What this task involves. Set each record down exactly, excluding all images.

══ Data shown ══

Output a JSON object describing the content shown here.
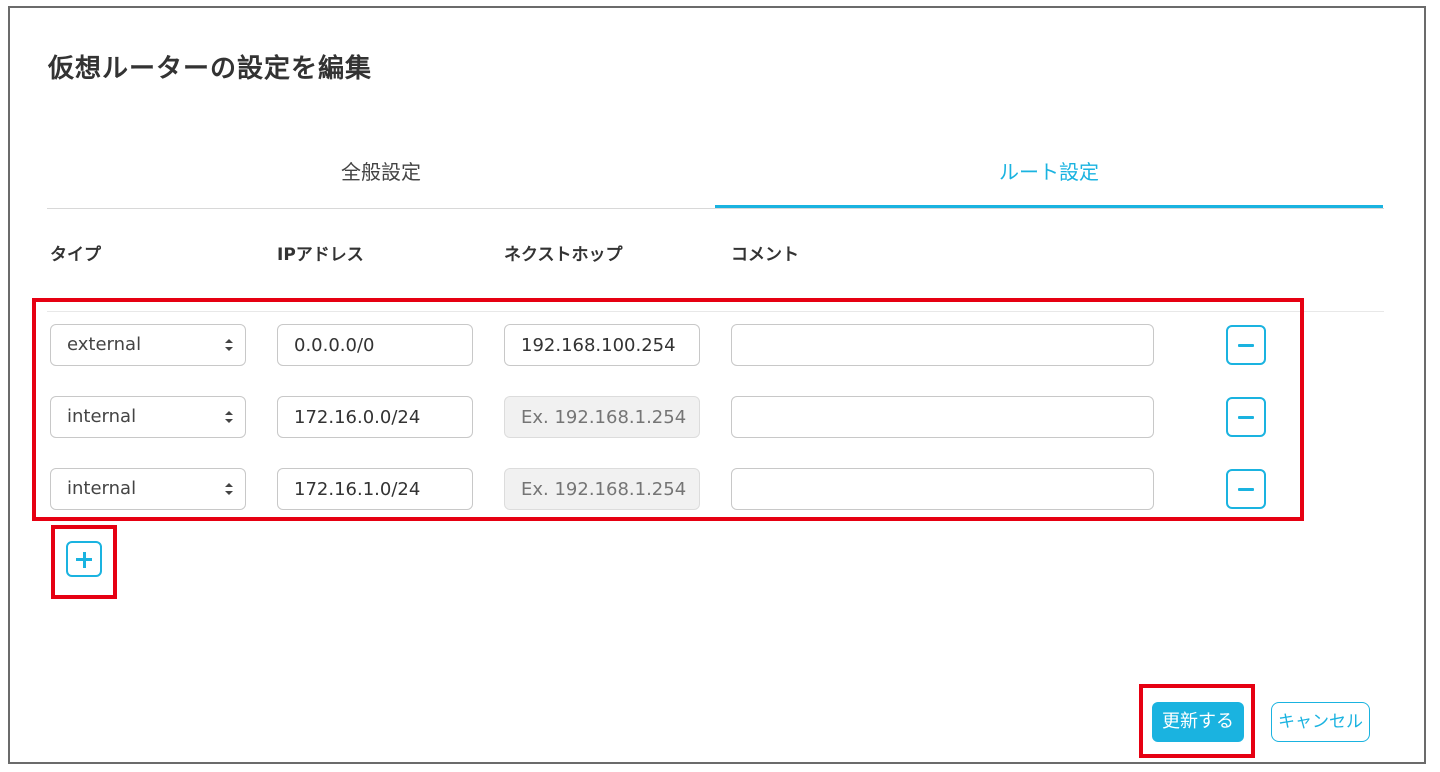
{
  "dialog": {
    "title": "仮想ルーターの設定を編集"
  },
  "tabs": [
    {
      "label": "全般設定",
      "active": false
    },
    {
      "label": "ルート設定",
      "active": true
    }
  ],
  "table": {
    "headers": [
      "タイプ",
      "IPアドレス",
      "ネクストホップ",
      "コメント"
    ],
    "rows": [
      {
        "type": "external",
        "ip": "0.0.0.0/0",
        "next_hop": "192.168.100.254",
        "next_hop_placeholder": "",
        "next_hop_disabled": false,
        "comment": ""
      },
      {
        "type": "internal",
        "ip": "172.16.0.0/24",
        "next_hop": "",
        "next_hop_placeholder": "Ex. 192.168.1.254",
        "next_hop_disabled": true,
        "comment": ""
      },
      {
        "type": "internal",
        "ip": "172.16.1.0/24",
        "next_hop": "",
        "next_hop_placeholder": "Ex. 192.168.1.254",
        "next_hop_disabled": true,
        "comment": ""
      }
    ]
  },
  "buttons": {
    "update": "更新する",
    "cancel": "キャンセル"
  },
  "colors": {
    "accent": "#1ab3e0",
    "highlight": "#e60012",
    "border": "#c8c8c8"
  },
  "icons": {
    "remove_row": "minus-icon",
    "add_row": "plus-icon",
    "select_caret": "sort-caret-icon"
  }
}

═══

Exercise output.
Output a JSON object describing the content shown here.
{
  "dialog": {
    "title": "仮想ルーターの設定を編集"
  },
  "tabs": [
    {
      "label": "全般設定",
      "active": false
    },
    {
      "label": "ルート設定",
      "active": true
    }
  ],
  "table": {
    "headers": [
      "タイプ",
      "IPアドレス",
      "ネクストホップ",
      "コメント"
    ],
    "rows": [
      {
        "type": "external",
        "ip": "0.0.0.0/0",
        "next_hop": "192.168.100.254",
        "next_hop_placeholder": "",
        "next_hop_disabled": false,
        "comment": ""
      },
      {
        "type": "internal",
        "ip": "172.16.0.0/24",
        "next_hop": "",
        "next_hop_placeholder": "Ex. 192.168.1.254",
        "next_hop_disabled": true,
        "comment": ""
      },
      {
        "type": "internal",
        "ip": "172.16.1.0/24",
        "next_hop": "",
        "next_hop_placeholder": "Ex. 192.168.1.254",
        "next_hop_disabled": true,
        "comment": ""
      }
    ]
  },
  "buttons": {
    "update": "更新する",
    "cancel": "キャンセル"
  },
  "colors": {
    "accent": "#1ab3e0",
    "highlight": "#e60012",
    "border": "#c8c8c8"
  },
  "icons": {
    "remove_row": "minus-icon",
    "add_row": "plus-icon",
    "select_caret": "sort-caret-icon"
  }
}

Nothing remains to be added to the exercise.